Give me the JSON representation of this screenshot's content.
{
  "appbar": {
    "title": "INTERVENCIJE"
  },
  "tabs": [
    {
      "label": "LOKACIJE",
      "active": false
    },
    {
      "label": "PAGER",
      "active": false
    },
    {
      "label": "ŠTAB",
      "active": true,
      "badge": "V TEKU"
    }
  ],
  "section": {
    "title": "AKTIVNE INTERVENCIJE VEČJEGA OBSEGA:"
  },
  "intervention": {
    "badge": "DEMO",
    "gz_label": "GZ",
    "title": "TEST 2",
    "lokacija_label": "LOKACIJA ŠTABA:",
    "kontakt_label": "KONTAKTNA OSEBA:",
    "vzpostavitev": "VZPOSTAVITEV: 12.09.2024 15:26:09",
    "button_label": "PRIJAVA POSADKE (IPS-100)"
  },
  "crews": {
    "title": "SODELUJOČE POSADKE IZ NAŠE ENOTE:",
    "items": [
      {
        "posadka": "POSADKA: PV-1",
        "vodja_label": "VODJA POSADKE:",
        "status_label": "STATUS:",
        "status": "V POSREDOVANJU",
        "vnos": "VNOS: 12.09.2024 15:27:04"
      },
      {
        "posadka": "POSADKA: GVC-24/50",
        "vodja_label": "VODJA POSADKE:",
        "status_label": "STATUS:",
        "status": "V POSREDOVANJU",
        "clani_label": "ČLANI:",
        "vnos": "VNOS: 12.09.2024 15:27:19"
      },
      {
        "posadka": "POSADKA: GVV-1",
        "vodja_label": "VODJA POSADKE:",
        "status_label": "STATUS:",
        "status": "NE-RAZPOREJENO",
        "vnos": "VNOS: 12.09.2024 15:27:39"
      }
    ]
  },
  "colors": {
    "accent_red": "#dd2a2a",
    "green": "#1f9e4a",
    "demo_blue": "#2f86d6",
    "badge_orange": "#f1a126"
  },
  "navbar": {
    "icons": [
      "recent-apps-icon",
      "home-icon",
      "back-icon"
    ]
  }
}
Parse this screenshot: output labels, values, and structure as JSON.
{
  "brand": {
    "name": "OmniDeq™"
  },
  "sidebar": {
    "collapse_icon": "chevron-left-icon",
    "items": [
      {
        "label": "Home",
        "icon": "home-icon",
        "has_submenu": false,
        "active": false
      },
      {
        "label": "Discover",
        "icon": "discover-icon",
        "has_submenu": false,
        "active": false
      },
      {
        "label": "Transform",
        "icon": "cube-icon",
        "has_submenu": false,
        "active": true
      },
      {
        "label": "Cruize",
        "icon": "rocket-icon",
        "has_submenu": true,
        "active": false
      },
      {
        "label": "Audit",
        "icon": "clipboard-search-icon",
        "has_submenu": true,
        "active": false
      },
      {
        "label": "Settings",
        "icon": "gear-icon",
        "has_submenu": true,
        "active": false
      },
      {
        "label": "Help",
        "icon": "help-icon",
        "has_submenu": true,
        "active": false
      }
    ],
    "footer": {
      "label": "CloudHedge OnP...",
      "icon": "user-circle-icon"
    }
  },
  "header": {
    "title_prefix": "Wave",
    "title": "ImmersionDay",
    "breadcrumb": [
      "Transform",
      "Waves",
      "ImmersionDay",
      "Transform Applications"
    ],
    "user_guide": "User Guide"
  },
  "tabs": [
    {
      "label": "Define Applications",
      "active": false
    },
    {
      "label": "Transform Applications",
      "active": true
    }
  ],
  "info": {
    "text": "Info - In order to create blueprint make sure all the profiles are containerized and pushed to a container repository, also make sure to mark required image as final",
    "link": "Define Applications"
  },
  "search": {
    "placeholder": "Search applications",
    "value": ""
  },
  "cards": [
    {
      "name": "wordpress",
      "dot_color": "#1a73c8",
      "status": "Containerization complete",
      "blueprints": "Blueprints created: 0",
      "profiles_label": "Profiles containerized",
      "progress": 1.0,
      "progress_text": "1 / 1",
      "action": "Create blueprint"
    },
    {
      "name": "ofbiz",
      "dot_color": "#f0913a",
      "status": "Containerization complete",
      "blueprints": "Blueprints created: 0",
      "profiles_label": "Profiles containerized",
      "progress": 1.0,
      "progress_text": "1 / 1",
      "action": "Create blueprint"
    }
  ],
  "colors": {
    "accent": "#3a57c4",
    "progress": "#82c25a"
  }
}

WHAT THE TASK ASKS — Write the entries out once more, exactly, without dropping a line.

SOLUTION FOR THIS TASK —
Give me the JSON representation of this screenshot's content.
{
  "appbar": {
    "title": "INTERVENCIJE"
  },
  "tabs": [
    {
      "label": "LOKACIJE",
      "active": false
    },
    {
      "label": "PAGER",
      "active": false
    },
    {
      "label": "ŠTAB",
      "active": true,
      "badge": "V TEKU"
    }
  ],
  "section": {
    "title": "AKTIVNE INTERVENCIJE VEČJEGA OBSEGA:"
  },
  "intervention": {
    "badge": "DEMO",
    "gz_label": "GZ",
    "title": "TEST 2",
    "lokacija_label": "LOKACIJA ŠTABA:",
    "kontakt_label": "KONTAKTNA OSEBA:",
    "vzpostavitev": "VZPOSTAVITEV: 12.09.2024 15:26:09",
    "button_label": "PRIJAVA POSADKE (IPS-100)"
  },
  "crews": {
    "title": "SODELUJOČE POSADKE IZ NAŠE ENOTE:",
    "items": [
      {
        "posadka": "POSADKA: PV-1",
        "vodja_label": "VODJA POSADKE:",
        "status_label": "STATUS:",
        "status": "V POSREDOVANJU",
        "vnos": "VNOS: 12.09.2024 15:27:04"
      },
      {
        "posadka": "POSADKA: GVC-24/50",
        "vodja_label": "VODJA POSADKE:",
        "status_label": "STATUS:",
        "status": "V POSREDOVANJU",
        "clani_label": "ČLANI:",
        "vnos": "VNOS: 12.09.2024 15:27:19"
      },
      {
        "posadka": "POSADKA: GVV-1",
        "vodja_label": "VODJA POSADKE:",
        "status_label": "STATUS:",
        "status": "NE-RAZPOREJENO",
        "vnos": "VNOS: 12.09.2024 15:27:39"
      }
    ]
  },
  "colors": {
    "accent_red": "#dd2a2a",
    "green": "#1f9e4a",
    "demo_blue": "#2f86d6",
    "badge_orange": "#f1a126"
  },
  "navbar": {
    "icons": [
      "recent-apps-icon",
      "home-icon",
      "back-icon"
    ]
  }
}
Parse this screenshot: output labels, values, and structure as JSON.
{
  "brand": {
    "name": "OmniDeq™"
  },
  "sidebar": {
    "collapse_icon": "chevron-left-icon",
    "items": [
      {
        "label": "Home",
        "icon": "home-icon",
        "has_submenu": false,
        "active": false
      },
      {
        "label": "Discover",
        "icon": "discover-icon",
        "has_submenu": false,
        "active": false
      },
      {
        "label": "Transform",
        "icon": "cube-icon",
        "has_submenu": false,
        "active": true
      },
      {
        "label": "Cruize",
        "icon": "rocket-icon",
        "has_submenu": true,
        "active": false
      },
      {
        "label": "Audit",
        "icon": "clipboard-search-icon",
        "has_submenu": true,
        "active": false
      },
      {
        "label": "Settings",
        "icon": "gear-icon",
        "has_submenu": true,
        "active": false
      },
      {
        "label": "Help",
        "icon": "help-icon",
        "has_submenu": true,
        "active": false
      }
    ],
    "footer": {
      "label": "CloudHedge OnP...",
      "icon": "user-circle-icon"
    }
  },
  "header": {
    "title_prefix": "Wave",
    "title": "ImmersionDay",
    "breadcrumb": [
      "Transform",
      "Waves",
      "ImmersionDay",
      "Transform Applications"
    ],
    "user_guide": "User Guide"
  },
  "tabs": [
    {
      "label": "Define Applications",
      "active": false
    },
    {
      "label": "Transform Applications",
      "active": true
    }
  ],
  "info": {
    "text": "Info - In order to create blueprint make sure all the profiles are containerized and pushed to a container repository, also make sure to mark required image as final",
    "link": "Define Applications"
  },
  "search": {
    "placeholder": "Search applications",
    "value": ""
  },
  "cards": [
    {
      "name": "wordpress",
      "dot_color": "#1a73c8",
      "status": "Containerization complete",
      "blueprints": "Blueprints created: 0",
      "profiles_label": "Profiles containerized",
      "progress": 1.0,
      "progress_text": "1 / 1",
      "action": "Create blueprint"
    },
    {
      "name": "ofbiz",
      "dot_color": "#f0913a",
      "status": "Containerization complete",
      "blueprints": "Blueprints created: 0",
      "profiles_label": "Profiles containerized",
      "progress": 1.0,
      "progress_text": "1 / 1",
      "action": "Create blueprint"
    }
  ],
  "colors": {
    "accent": "#3a57c4",
    "progress": "#82c25a"
  }
}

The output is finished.